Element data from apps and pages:

[Start of section]

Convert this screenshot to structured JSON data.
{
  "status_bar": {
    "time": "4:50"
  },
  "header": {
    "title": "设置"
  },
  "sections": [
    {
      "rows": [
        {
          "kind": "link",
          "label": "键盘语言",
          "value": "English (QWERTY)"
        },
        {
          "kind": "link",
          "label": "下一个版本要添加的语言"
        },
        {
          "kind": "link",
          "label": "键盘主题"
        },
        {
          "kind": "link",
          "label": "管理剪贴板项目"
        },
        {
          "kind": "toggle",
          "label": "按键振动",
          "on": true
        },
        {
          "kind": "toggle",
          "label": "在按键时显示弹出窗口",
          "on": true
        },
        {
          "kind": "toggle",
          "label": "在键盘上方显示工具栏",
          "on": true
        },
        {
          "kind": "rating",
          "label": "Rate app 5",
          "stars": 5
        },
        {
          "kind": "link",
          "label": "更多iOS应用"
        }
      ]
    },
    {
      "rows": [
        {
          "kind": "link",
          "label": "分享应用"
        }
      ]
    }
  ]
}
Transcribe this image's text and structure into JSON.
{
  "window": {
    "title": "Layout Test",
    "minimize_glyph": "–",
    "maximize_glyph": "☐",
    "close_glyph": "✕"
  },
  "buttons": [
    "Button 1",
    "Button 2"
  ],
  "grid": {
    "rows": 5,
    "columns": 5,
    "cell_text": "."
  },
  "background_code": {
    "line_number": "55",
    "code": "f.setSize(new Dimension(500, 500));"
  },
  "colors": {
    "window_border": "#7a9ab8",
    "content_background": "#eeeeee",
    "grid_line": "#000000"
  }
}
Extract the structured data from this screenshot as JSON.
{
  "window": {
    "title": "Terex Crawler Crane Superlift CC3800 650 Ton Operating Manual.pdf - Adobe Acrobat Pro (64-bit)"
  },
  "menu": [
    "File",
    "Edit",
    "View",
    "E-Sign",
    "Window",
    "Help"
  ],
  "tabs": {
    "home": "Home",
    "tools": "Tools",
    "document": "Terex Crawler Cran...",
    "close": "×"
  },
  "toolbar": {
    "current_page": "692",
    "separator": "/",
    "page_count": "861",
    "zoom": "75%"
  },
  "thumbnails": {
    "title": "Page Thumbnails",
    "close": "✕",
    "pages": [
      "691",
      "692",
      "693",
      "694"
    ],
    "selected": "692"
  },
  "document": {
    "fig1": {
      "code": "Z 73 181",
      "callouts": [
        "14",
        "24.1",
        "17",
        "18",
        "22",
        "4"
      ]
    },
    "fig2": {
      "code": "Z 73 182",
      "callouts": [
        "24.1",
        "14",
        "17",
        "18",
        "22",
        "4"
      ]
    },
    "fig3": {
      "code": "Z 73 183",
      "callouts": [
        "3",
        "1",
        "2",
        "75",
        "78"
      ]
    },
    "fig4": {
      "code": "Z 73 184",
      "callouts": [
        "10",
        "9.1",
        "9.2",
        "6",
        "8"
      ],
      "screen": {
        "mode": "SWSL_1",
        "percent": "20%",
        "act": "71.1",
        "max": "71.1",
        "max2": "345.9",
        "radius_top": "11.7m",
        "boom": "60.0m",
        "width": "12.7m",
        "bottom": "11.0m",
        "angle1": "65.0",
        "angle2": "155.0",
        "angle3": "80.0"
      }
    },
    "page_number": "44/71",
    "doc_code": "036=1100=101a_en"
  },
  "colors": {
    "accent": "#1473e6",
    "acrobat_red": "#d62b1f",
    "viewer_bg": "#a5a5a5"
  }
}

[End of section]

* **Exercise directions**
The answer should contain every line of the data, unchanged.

* **Task answer**
Convert this screenshot to structured JSON data.
{
  "status_bar": {
    "time": "4:50"
  },
  "header": {
    "title": "设置"
  },
  "sections": [
    {
      "rows": [
        {
          "kind": "link",
          "label": "键盘语言",
          "value": "English (QWERTY)"
        },
        {
          "kind": "link",
          "label": "下一个版本要添加的语言"
        },
        {
          "kind": "link",
          "label": "键盘主题"
        },
        {
          "kind": "link",
          "label": "管理剪贴板项目"
        },
        {
          "kind": "toggle",
          "label": "按键振动",
          "on": true
        },
        {
          "kind": "toggle",
          "label": "在按键时显示弹出窗口",
          "on": true
        },
        {
          "kind": "toggle",
          "label": "在键盘上方显示工具栏",
          "on": true
        },
        {
          "kind": "rating",
          "label": "Rate app 5",
          "stars": 5
        },
        {
          "kind": "link",
          "label": "更多iOS应用"
        }
      ]
    },
    {
      "rows": [
        {
          "kind": "link",
          "label": "分享应用"
        }
      ]
    }
  ]
}
Transcribe this image's text and structure into JSON.
{
  "window": {
    "title": "Layout Test",
    "minimize_glyph": "–",
    "maximize_glyph": "☐",
    "close_glyph": "✕"
  },
  "buttons": [
    "Button 1",
    "Button 2"
  ],
  "grid": {
    "rows": 5,
    "columns": 5,
    "cell_text": "."
  },
  "background_code": {
    "line_number": "55",
    "code": "f.setSize(new Dimension(500, 500));"
  },
  "colors": {
    "window_border": "#7a9ab8",
    "content_background": "#eeeeee",
    "grid_line": "#000000"
  }
}
Extract the structured data from this screenshot as JSON.
{
  "window": {
    "title": "Terex Crawler Crane Superlift CC3800 650 Ton Operating Manual.pdf - Adobe Acrobat Pro (64-bit)"
  },
  "menu": [
    "File",
    "Edit",
    "View",
    "E-Sign",
    "Window",
    "Help"
  ],
  "tabs": {
    "home": "Home",
    "tools": "Tools",
    "document": "Terex Crawler Cran...",
    "close": "×"
  },
  "toolbar": {
    "current_page": "692",
    "separator": "/",
    "page_count": "861",
    "zoom": "75%"
  },
  "thumbnails": {
    "title": "Page Thumbnails",
    "close": "✕",
    "pages": [
      "691",
      "692",
      "693",
      "694"
    ],
    "selected": "692"
  },
  "document": {
    "fig1": {
      "code": "Z 73 181",
      "callouts": [
        "14",
        "24.1",
        "17",
        "18",
        "22",
        "4"
      ]
    },
    "fig2": {
      "code": "Z 73 182",
      "callouts": [
        "24.1",
        "14",
        "17",
        "18",
        "22",
        "4"
      ]
    },
    "fig3": {
      "code": "Z 73 183",
      "callouts": [
        "3",
        "1",
        "2",
        "75",
        "78"
      ]
    },
    "fig4": {
      "code": "Z 73 184",
      "callouts": [
        "10",
        "9.1",
        "9.2",
        "6",
        "8"
      ],
      "screen": {
        "mode": "SWSL_1",
        "percent": "20%",
        "act": "71.1",
        "max": "71.1",
        "max2": "345.9",
        "radius_top": "11.7m",
        "boom": "60.0m",
        "width": "12.7m",
        "bottom": "11.0m",
        "angle1": "65.0",
        "angle2": "155.0",
        "angle3": "80.0"
      }
    },
    "page_number": "44/71",
    "doc_code": "036=1100=101a_en"
  },
  "colors": {
    "accent": "#1473e6",
    "acrobat_red": "#d62b1f",
    "viewer_bg": "#a5a5a5"
  }
}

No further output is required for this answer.